Using the listing below, return each line exactly as it reads.
*** Opening of Given data ***
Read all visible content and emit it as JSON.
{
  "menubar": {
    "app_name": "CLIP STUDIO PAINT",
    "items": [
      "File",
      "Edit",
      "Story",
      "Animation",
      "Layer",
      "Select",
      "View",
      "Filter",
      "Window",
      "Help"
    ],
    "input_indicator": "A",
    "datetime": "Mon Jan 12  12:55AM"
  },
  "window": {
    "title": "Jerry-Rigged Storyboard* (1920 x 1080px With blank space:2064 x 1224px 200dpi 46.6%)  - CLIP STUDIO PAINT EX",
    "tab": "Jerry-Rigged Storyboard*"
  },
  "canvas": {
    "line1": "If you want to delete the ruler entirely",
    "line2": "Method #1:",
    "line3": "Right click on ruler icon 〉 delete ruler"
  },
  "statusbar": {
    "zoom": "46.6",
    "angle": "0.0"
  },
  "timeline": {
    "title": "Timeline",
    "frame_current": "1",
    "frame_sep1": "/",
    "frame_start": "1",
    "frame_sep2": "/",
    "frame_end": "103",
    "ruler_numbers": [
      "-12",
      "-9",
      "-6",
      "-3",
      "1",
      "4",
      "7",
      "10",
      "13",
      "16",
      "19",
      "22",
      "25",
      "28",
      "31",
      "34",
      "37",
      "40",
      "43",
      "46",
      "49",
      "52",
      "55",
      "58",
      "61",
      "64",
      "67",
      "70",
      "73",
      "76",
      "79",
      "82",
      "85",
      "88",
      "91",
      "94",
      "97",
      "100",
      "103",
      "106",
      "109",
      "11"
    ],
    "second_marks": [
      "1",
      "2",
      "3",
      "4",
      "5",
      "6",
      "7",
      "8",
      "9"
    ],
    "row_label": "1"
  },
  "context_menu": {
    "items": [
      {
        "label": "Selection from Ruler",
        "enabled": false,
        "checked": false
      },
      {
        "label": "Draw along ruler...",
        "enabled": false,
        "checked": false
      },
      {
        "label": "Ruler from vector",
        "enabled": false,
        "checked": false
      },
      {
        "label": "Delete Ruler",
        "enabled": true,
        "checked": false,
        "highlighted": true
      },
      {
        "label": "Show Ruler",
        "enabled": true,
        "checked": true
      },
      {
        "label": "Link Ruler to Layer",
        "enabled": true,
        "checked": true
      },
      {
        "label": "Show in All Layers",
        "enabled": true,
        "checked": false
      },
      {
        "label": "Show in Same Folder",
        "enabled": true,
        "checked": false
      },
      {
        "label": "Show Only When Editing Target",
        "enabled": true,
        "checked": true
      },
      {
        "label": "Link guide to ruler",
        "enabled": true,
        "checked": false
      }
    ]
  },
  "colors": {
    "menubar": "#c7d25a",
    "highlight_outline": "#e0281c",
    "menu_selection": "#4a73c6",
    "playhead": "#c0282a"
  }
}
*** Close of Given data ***
Task solution ->
Read all visible content and emit it as JSON.
{
  "menubar": {
    "app_name": "CLIP STUDIO PAINT",
    "items": [
      "File",
      "Edit",
      "Story",
      "Animation",
      "Layer",
      "Select",
      "View",
      "Filter",
      "Window",
      "Help"
    ],
    "input_indicator": "A",
    "datetime": "Mon Jan 12  12:55AM"
  },
  "window": {
    "title": "Jerry-Rigged Storyboard* (1920 x 1080px With blank space:2064 x 1224px 200dpi 46.6%)  - CLIP STUDIO PAINT EX",
    "tab": "Jerry-Rigged Storyboard*"
  },
  "canvas": {
    "line1": "If you want to delete the ruler entirely",
    "line2": "Method #1:",
    "line3": "Right click on ruler icon 〉 delete ruler"
  },
  "statusbar": {
    "zoom": "46.6",
    "angle": "0.0"
  },
  "timeline": {
    "title": "Timeline",
    "frame_current": "1",
    "frame_sep1": "/",
    "frame_start": "1",
    "frame_sep2": "/",
    "frame_end": "103",
    "ruler_numbers": [
      "-12",
      "-9",
      "-6",
      "-3",
      "1",
      "4",
      "7",
      "10",
      "13",
      "16",
      "19",
      "22",
      "25",
      "28",
      "31",
      "34",
      "37",
      "40",
      "43",
      "46",
      "49",
      "52",
      "55",
      "58",
      "61",
      "64",
      "67",
      "70",
      "73",
      "76",
      "79",
      "82",
      "85",
      "88",
      "91",
      "94",
      "97",
      "100",
      "103",
      "106",
      "109",
      "11"
    ],
    "second_marks": [
      "1",
      "2",
      "3",
      "4",
      "5",
      "6",
      "7",
      "8",
      "9"
    ],
    "row_label": "1"
  },
  "context_menu": {
    "items": [
      {
        "label": "Selection from Ruler",
        "enabled": false,
        "checked": false
      },
      {
        "label": "Draw along ruler...",
        "enabled": false,
        "checked": false
      },
      {
        "label": "Ruler from vector",
        "enabled": false,
        "checked": false
      },
      {
        "label": "Delete Ruler",
        "enabled": true,
        "checked": false,
        "highlighted": true
      },
      {
        "label": "Show Ruler",
        "enabled": true,
        "checked": true
      },
      {
        "label": "Link Ruler to Layer",
        "enabled": true,
        "checked": true
      },
      {
        "label": "Show in All Layers",
        "enabled": true,
        "checked": false
      },
      {
        "label": "Show in Same Folder",
        "enabled": true,
        "checked": false
      },
      {
        "label": "Show Only When Editing Target",
        "enabled": true,
        "checked": true
      },
      {
        "label": "Link guide to ruler",
        "enabled": true,
        "checked": false
      }
    ]
  },
  "colors": {
    "menubar": "#c7d25a",
    "highlight_outline": "#e0281c",
    "menu_selection": "#4a73c6",
    "playhead": "#c0282a"
  }
}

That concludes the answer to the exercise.